July 9, 2012
By Haig Nalbantian and Wendy Hirsch
Many organizations’ pay decisions may be unbalanced as they spend too much time focused on external comparisons and not enough time looking internally to measure and assess the actual workforce and business impact of their total reward practices.
According to new research by WorldatWork and Mercer:
Undoubtedly, a disconnect exists between the abilities and outcomes of the compensation function – comp professionals are relying heavily on less sophisticated techniques for pay decisions, yet clearly have the know-how to use more involved methods. More sophisticated analytics allow organizations to make better, more fact-based decisions.
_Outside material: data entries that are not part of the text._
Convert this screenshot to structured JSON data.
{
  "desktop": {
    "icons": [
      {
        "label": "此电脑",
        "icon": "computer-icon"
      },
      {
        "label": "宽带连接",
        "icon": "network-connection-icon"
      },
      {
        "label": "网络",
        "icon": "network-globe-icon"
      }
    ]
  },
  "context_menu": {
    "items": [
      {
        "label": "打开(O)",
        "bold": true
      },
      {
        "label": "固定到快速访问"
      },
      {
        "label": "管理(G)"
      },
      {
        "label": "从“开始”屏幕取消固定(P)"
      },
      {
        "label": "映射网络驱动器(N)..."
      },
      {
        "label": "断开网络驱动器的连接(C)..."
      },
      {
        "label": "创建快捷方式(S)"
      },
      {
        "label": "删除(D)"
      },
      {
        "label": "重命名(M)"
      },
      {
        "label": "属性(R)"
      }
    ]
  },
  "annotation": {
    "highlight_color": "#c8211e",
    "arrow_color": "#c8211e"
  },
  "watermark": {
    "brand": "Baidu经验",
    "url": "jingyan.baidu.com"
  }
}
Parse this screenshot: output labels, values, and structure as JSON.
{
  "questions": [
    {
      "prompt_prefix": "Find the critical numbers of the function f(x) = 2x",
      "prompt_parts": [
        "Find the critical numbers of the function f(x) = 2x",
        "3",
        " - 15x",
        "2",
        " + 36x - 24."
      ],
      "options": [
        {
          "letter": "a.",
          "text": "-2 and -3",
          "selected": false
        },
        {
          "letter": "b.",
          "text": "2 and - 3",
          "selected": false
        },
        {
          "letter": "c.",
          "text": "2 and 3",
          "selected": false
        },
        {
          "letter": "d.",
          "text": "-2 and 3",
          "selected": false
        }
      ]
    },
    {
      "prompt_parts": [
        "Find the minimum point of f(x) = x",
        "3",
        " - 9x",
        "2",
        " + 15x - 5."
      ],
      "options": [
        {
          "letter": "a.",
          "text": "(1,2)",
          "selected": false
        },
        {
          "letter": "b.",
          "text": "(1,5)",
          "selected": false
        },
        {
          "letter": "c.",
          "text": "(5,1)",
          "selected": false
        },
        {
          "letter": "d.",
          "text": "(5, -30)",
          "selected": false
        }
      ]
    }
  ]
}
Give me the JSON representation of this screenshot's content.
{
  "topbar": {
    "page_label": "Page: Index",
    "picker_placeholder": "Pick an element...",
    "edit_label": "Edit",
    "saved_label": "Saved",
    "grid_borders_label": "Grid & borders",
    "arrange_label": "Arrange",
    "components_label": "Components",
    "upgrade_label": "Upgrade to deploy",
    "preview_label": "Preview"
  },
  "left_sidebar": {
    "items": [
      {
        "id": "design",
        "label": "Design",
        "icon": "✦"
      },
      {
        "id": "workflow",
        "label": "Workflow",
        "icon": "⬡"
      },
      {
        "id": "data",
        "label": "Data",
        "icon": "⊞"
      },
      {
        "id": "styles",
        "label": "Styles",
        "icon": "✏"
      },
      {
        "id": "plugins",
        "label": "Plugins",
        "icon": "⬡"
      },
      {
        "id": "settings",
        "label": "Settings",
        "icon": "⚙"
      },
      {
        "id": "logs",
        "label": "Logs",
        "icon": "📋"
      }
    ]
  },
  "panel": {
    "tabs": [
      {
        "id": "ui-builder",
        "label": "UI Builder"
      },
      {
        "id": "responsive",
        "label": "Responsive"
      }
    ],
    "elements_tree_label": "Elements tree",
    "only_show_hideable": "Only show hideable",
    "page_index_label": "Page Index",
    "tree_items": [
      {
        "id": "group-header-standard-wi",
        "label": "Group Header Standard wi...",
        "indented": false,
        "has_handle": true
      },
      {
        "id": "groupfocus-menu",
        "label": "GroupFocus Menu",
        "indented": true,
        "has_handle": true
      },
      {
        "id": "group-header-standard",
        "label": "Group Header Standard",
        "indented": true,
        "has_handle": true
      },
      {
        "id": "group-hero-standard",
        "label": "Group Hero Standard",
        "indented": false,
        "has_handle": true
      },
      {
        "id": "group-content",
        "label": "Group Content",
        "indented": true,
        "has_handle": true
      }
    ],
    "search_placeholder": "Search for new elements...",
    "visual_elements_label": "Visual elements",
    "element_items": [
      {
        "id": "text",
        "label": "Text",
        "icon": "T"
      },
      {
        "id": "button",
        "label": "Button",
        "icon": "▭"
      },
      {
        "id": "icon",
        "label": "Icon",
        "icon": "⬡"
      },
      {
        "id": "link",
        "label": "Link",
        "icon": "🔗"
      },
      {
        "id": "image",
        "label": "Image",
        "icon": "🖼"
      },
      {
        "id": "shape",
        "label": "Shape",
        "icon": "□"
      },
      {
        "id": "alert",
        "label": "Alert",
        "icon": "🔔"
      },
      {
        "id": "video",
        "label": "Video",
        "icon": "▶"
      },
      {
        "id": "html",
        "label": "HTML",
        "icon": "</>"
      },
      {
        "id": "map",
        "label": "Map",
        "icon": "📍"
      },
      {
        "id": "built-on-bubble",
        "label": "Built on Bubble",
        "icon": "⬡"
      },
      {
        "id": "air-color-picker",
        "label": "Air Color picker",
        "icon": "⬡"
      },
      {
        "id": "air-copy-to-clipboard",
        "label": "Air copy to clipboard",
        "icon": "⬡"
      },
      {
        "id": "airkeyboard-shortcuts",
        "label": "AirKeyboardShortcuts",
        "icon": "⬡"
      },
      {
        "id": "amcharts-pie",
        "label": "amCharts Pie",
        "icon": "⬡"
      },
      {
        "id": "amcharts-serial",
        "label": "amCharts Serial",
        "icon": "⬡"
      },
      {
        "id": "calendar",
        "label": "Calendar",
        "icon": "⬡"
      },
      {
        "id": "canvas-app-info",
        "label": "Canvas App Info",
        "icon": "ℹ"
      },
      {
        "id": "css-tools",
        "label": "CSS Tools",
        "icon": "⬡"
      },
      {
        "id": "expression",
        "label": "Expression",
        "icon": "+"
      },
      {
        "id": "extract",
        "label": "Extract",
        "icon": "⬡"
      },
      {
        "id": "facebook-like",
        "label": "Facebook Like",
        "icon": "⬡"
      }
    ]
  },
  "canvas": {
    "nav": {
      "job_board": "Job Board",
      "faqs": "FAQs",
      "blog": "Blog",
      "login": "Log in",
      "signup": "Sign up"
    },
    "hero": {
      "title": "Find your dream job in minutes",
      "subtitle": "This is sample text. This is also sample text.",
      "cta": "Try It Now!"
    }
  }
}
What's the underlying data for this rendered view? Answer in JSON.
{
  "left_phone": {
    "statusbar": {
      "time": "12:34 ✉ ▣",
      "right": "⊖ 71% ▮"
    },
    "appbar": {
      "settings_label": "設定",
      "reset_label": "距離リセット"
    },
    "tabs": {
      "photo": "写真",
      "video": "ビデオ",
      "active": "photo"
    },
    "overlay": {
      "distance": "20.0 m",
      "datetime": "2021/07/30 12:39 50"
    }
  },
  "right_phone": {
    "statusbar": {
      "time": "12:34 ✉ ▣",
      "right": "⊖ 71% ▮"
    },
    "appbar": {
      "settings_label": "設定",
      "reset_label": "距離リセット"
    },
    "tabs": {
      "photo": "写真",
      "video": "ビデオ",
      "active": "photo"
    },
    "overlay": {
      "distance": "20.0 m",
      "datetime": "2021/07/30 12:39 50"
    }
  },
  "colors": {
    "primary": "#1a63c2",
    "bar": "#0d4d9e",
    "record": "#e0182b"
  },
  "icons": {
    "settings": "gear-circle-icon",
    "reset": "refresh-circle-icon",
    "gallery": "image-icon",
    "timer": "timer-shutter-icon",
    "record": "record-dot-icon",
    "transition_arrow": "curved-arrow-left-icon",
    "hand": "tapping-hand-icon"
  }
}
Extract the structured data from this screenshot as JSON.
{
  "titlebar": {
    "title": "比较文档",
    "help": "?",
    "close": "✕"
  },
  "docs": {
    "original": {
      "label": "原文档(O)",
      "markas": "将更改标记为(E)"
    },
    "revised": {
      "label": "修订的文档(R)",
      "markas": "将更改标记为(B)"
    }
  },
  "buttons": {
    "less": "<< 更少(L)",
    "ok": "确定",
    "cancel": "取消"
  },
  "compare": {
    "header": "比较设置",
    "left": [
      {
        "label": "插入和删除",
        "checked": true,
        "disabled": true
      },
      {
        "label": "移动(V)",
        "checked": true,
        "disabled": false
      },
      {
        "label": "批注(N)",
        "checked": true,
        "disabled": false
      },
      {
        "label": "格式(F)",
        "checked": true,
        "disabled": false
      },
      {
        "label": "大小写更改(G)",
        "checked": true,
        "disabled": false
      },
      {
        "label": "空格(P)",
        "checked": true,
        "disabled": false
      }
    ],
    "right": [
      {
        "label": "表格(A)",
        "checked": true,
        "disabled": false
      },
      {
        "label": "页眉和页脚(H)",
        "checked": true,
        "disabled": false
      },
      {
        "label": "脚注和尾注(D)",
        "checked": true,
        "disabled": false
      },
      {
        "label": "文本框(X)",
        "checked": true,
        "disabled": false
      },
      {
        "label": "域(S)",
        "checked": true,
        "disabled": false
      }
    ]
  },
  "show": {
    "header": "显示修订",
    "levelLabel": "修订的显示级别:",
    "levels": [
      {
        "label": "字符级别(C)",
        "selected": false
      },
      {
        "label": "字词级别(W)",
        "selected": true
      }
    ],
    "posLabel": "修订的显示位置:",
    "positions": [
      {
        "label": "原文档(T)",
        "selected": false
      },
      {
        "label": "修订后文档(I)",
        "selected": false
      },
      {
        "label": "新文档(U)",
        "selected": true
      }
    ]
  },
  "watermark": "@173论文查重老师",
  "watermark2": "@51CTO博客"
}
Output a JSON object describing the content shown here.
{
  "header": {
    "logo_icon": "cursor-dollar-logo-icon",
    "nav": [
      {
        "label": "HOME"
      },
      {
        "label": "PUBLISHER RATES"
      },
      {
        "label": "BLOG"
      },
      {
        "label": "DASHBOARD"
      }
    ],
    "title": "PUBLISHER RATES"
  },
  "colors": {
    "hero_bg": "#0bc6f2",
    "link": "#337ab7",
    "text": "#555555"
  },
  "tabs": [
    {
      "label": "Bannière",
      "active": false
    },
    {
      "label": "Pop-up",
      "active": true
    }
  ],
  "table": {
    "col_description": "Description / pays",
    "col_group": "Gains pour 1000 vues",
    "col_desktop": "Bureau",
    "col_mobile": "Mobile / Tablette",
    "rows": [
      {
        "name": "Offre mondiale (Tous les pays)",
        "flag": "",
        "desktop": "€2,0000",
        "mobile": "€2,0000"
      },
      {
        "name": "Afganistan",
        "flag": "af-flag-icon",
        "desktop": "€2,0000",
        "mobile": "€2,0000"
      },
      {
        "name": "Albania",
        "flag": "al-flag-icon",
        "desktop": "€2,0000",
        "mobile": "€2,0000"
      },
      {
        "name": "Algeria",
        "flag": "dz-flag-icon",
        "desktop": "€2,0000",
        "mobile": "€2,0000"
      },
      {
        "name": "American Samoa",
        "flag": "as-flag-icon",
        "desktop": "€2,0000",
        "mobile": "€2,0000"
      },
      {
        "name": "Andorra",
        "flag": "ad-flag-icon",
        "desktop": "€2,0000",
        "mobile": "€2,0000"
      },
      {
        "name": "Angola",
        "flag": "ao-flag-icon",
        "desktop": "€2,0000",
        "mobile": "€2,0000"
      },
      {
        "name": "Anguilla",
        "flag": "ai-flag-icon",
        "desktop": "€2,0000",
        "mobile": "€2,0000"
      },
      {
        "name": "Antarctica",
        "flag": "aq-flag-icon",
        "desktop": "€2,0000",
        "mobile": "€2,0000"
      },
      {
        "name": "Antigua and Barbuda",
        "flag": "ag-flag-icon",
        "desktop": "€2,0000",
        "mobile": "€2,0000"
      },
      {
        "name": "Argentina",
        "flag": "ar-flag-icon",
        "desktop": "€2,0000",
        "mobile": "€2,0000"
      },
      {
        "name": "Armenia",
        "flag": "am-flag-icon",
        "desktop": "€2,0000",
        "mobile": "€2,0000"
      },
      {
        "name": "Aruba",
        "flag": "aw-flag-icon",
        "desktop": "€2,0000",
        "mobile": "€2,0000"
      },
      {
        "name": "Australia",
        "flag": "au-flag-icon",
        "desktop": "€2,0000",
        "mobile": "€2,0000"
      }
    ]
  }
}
It’s ironic that a data-rich function like compensation would risk being ‘left behind’ as internal labor market analyses and fact-based decision-making become the norm in other areas of HR
In a true total rewards environment, key variables reflecting and affecting workforce capabilities like education levels, competencies, and training and development are absolutely necessary to determine the efficacy of rewards. Organizations focusing only on the motivational aspect of rewards and neglecting the broader effect rewards have on securing the right workforce – what economists refer to as the ‘selection effect’ – are being short-sighted about the role of rewards in driving talent development and business performance. They’re missing half of the equation, sometimes the most important half.
To effectively implement a total rewards philosophy, compensation practitioners must embrace a real culture of measurement – one that drives them to work with a broader set of data and utilize causal modeling methods powerful enough to address the complexity of the reward decisions with which they are charged.